According to NikonRumors and now other sources as well, it appears Nikon is gearing up to implement a new uniform pricing policy on all DSLR gear among retailers. It’s a move that will surely annoy larger retailers, like B&H and Adorama, and cheer local brick and mortar stores that will no longer have to compete against the greater pricing power of big box retail stores and online stores like Amazon.

According to company communiques obtained by NikonRumors, the pricing is being put into effect so consumers won’t be tempted to shop around for a better deal. What it may do instead is give Canon a competitive edge on pricing.

Any company caught selling cameras below the nationally advertised prices may find themselves unable to buy certain products from Nikon. The Unilateral Pricing Policy, as it’s being called, will take effect on October 16th.

There’s another word in some circles for this kind of behavior, it’s called “price fixing”. How Nikon is getting around the law in the U.S. appears to be a loophole that differentiates between forcing a retailer to sell at a specific price and not selling to them if they do not adhere to pricing guidelines. The end result is the same and the difference seems largely semantic.

The bottom line for photographers in the U.S. it means that it soon won’t matter where you shop for Nikon gear as there won’t be any real price competition. It will be interesting to see whether this move works for Nikon, or drives more customers into the arms of Canon.

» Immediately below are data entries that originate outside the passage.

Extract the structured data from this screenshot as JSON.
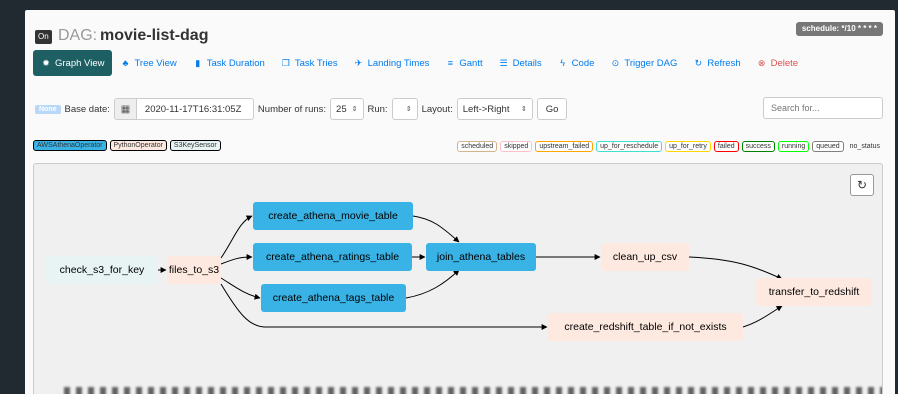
{
  "header": {
    "toggle": "On",
    "dag_prefix": "DAG:",
    "dag_name": "movie-list-dag",
    "schedule": "schedule: */10 * * * *"
  },
  "nav": [
    {
      "label": "Graph View",
      "icon": "gear-icon",
      "glyph": "✹",
      "active": true
    },
    {
      "label": "Tree View",
      "icon": "tree-icon",
      "glyph": "♣"
    },
    {
      "label": "Task Duration",
      "icon": "bar-chart-icon",
      "glyph": "▮"
    },
    {
      "label": "Task Tries",
      "icon": "duplicate-icon",
      "glyph": "❐"
    },
    {
      "label": "Landing Times",
      "icon": "plane-icon",
      "glyph": "✈"
    },
    {
      "label": "Gantt",
      "icon": "align-left-icon",
      "glyph": "≡"
    },
    {
      "label": "Details",
      "icon": "list-icon",
      "glyph": "☰"
    },
    {
      "label": "Code",
      "icon": "flash-icon",
      "glyph": "ϟ"
    },
    {
      "label": "Trigger DAG",
      "icon": "play-circle-icon",
      "glyph": "⊙"
    },
    {
      "label": "Refresh",
      "icon": "refresh-icon",
      "glyph": "↻"
    },
    {
      "label": "Delete",
      "icon": "remove-circle-icon",
      "glyph": "⊗",
      "danger": true
    }
  ],
  "filter": {
    "badge": "None",
    "base_date_label": "Base date:",
    "base_date": "2020-11-17T16:31:05Z",
    "num_runs_label": "Number of runs:",
    "num_runs": "25",
    "run_label": "Run:",
    "run": "",
    "layout_label": "Layout:",
    "layout": "Left->Right",
    "go": "Go",
    "search_placeholder": "Search for..."
  },
  "operators": [
    {
      "label": "AWSAthenaOperator",
      "color": "#39b2e6"
    },
    {
      "label": "PythonOperator",
      "color": "#fde9df"
    },
    {
      "label": "S3KeySensor",
      "color": "#e8f4f4"
    }
  ],
  "statuses": [
    {
      "label": "scheduled",
      "color": "#d2b48c"
    },
    {
      "label": "skipped",
      "color": "#ffc0cb"
    },
    {
      "label": "upstream_failed",
      "color": "#ffa500"
    },
    {
      "label": "up_for_reschedule",
      "color": "#40e0d0"
    },
    {
      "label": "up_for_retry",
      "color": "#ffd700"
    },
    {
      "label": "failed",
      "color": "#ff0000"
    },
    {
      "label": "success",
      "color": "#008000"
    },
    {
      "label": "running",
      "color": "#00ff00"
    },
    {
      "label": "queued",
      "color": "#808080"
    },
    {
      "label": "no_status",
      "color": "none"
    }
  ],
  "graph": {
    "nodes": {
      "check_s3_for_key": "check_s3_for_key",
      "files_to_s3": "files_to_s3",
      "create_athena_movie_table": "create_athena_movie_table",
      "create_athena_ratings_table": "create_athena_ratings_table",
      "create_athena_tags_table": "create_athena_tags_table",
      "join_athena_tables": "join_athena_tables",
      "clean_up_csv": "clean_up_csv",
      "create_redshift_table_if_not_exists": "create_redshift_table_if_not_exists",
      "transfer_to_redshift": "transfer_to_redshift"
    }
  }
}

Will The New iPhone 4s Kill The Point And Shoot Camera?

iPhone 4S
Apple's iPhone 4S boasts impressive camera features - by Apple

Apple affectionados were disappointed that the new iPhone announced last week was the iPhone 4S and not the much anticipated iPhone 5, but the upgrade to the iPhone 4 included some interesting changes to the internal camera.

The improved camera in the iPhone 4S has an 8-megapixel sensor, up from the 5-megapixel in the 4, along with an improved f/2.4 aperture lens for better low-light performance. The lens also has an advanced hybrid infrared filter promising more accurate color rendition.

Backing up the camera is the new A5 chip and iOS 5, and Apple brags that the image processing is just as good as those found in bigger DSLRs. Unlikely, though it does give the iPhone 4S features like tap focus and from-the-screen focus control. Apple also claims virtually zero shutter lag and the camera app accessible right from the lock screen.

We’ll wait to see more pictures before commenting on their boasts about the comparison to DSLRs, but the sample photos on Apple’s UK site are impressive.

The iPhone also borrowed face detection capability from digital cameras which detects whether you’re shooting a portrait or group shot and can automatically balance exposure for up to 10 faces.

Like the 4, the 4S also has the LED flash, which kicks in automatically in low light situations.

Despite Apple’s boast on the image quality, the iPhone 4S is not going to threaten DSLR shooters, but it may impact sales of compact cameras. As cell phone cameras improve, there is less incentive to carry a point-and-shoot. The more often those stay at home, the less likely consumers will be to replace them.